**Required work:** After reading the data below, copy out every line that contains the word "priority".

**The records:**
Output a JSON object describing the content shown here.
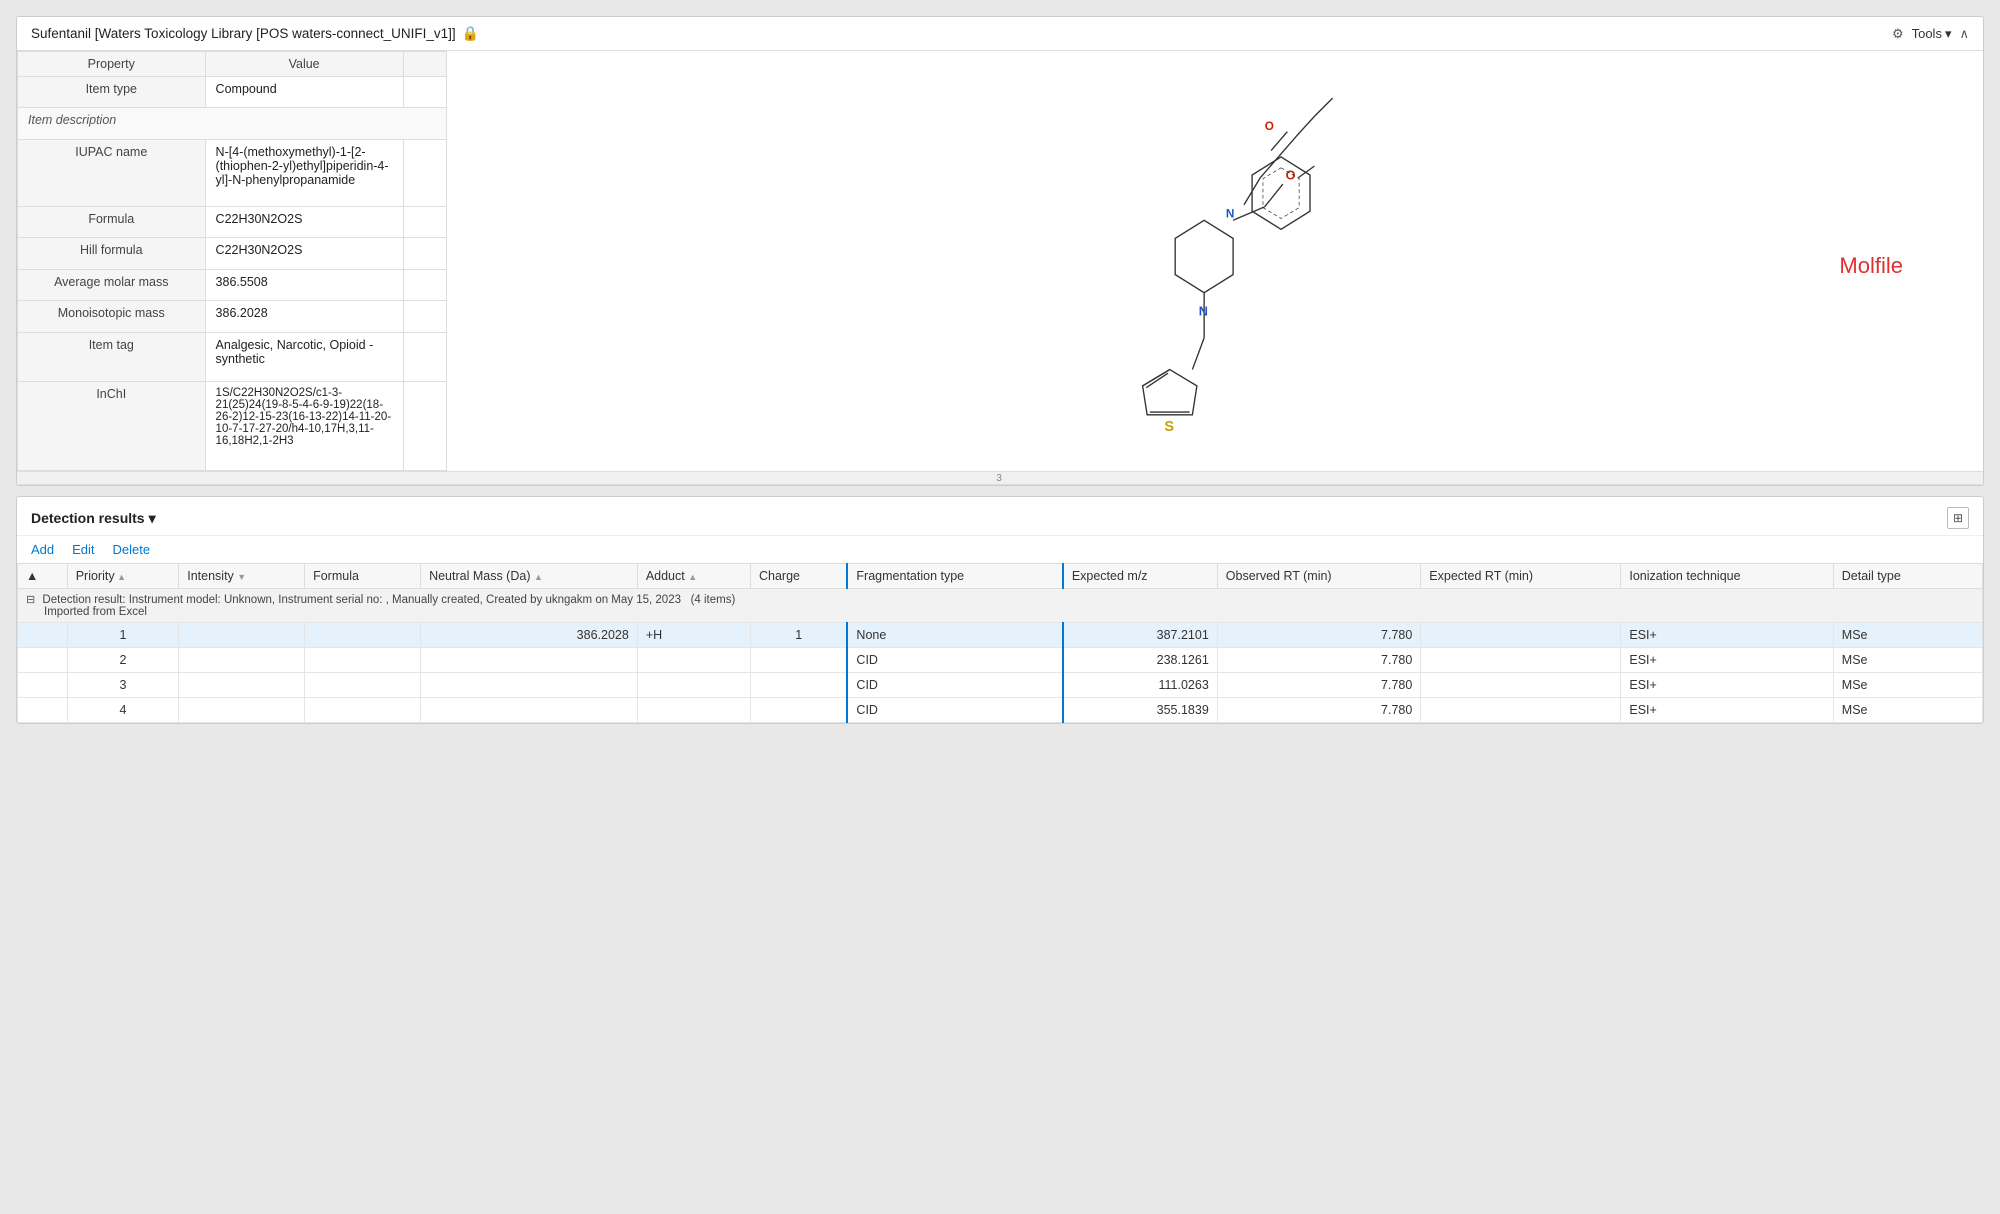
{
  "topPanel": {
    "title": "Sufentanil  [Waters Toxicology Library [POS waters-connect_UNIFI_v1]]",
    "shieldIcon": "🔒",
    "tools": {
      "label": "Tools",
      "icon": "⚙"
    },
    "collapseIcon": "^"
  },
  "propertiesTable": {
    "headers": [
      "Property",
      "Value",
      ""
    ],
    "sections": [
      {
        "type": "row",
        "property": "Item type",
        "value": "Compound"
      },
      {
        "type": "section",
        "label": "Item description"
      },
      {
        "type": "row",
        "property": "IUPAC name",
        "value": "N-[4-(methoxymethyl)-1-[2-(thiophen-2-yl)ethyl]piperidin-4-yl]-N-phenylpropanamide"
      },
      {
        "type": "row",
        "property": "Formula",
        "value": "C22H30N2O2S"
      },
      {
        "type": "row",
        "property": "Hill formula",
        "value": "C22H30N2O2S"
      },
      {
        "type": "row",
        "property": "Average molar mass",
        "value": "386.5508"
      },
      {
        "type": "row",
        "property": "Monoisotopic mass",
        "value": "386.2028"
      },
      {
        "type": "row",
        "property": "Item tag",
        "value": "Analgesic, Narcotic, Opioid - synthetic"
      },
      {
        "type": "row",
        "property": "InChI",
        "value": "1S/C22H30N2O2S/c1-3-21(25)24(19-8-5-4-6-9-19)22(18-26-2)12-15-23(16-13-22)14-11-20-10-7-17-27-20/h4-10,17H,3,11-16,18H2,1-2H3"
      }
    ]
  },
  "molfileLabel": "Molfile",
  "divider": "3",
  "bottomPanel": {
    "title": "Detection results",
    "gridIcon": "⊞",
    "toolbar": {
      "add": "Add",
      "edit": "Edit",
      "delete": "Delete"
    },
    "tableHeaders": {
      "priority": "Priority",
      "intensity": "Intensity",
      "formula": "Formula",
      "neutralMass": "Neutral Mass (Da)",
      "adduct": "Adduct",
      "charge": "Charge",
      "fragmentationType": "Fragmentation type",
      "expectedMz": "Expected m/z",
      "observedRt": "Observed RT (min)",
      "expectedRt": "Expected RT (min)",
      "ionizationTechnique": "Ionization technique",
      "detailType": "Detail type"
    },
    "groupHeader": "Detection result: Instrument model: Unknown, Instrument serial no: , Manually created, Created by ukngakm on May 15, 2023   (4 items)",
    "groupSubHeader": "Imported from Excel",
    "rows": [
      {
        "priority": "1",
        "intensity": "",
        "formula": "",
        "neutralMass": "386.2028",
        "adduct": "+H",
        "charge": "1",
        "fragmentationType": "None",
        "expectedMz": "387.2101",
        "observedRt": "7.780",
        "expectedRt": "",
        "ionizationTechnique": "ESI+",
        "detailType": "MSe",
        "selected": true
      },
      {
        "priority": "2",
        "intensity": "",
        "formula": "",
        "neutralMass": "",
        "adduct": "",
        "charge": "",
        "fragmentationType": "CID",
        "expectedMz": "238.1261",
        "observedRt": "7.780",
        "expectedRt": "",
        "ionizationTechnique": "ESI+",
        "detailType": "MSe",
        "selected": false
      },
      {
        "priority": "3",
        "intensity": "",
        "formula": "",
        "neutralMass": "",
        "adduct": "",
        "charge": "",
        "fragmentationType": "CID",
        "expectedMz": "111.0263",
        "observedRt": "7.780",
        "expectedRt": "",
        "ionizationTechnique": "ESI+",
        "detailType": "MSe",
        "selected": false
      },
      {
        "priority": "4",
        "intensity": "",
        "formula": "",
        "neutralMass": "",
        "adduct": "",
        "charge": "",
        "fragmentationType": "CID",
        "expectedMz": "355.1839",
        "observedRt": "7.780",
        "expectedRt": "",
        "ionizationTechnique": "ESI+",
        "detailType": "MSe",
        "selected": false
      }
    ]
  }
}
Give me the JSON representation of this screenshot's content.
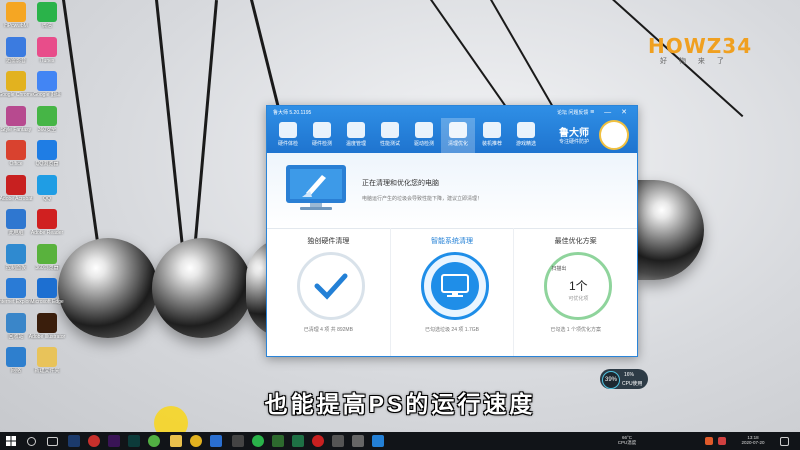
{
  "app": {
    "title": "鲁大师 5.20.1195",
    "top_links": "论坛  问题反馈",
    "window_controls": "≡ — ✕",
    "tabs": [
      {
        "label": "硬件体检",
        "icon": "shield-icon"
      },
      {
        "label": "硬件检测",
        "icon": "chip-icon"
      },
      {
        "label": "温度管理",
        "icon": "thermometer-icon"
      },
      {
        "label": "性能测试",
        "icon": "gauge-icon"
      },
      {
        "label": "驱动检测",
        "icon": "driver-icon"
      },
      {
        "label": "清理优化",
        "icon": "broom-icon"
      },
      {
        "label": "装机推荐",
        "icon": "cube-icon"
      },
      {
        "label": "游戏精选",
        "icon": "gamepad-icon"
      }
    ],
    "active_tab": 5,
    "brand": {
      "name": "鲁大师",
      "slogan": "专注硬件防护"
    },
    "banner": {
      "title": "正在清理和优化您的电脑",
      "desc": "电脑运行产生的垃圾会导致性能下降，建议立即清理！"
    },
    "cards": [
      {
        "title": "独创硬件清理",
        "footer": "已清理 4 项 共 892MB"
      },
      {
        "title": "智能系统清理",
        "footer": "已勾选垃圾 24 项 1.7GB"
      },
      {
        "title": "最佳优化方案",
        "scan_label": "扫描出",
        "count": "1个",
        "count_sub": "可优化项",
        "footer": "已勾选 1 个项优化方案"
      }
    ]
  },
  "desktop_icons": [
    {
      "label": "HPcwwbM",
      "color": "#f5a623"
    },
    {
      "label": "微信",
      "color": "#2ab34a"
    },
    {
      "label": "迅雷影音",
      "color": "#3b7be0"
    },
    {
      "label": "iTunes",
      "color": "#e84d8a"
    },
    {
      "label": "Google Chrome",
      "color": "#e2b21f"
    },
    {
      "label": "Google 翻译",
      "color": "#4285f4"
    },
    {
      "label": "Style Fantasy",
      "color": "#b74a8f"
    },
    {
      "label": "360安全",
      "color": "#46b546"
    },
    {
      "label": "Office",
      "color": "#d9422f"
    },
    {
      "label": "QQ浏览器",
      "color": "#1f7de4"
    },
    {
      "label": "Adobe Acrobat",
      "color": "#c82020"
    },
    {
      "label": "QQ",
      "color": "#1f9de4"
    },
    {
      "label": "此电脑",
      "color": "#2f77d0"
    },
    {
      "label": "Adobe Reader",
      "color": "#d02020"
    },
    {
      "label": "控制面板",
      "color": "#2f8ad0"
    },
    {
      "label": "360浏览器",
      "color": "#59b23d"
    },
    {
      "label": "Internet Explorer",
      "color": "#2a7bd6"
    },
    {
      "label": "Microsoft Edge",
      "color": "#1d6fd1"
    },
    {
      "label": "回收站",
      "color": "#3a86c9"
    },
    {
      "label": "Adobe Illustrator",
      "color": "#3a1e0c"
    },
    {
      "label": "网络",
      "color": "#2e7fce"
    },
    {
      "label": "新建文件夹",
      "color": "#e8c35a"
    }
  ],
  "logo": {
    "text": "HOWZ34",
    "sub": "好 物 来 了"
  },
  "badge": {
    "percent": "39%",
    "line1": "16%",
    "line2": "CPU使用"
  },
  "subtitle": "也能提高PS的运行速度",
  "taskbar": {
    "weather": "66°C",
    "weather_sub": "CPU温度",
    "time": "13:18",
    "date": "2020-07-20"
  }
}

**Worked solution:**
      "priority": "Priority",
        "priority": "1",
        "priority": "2",
        "priority": "3",
        "priority": "4",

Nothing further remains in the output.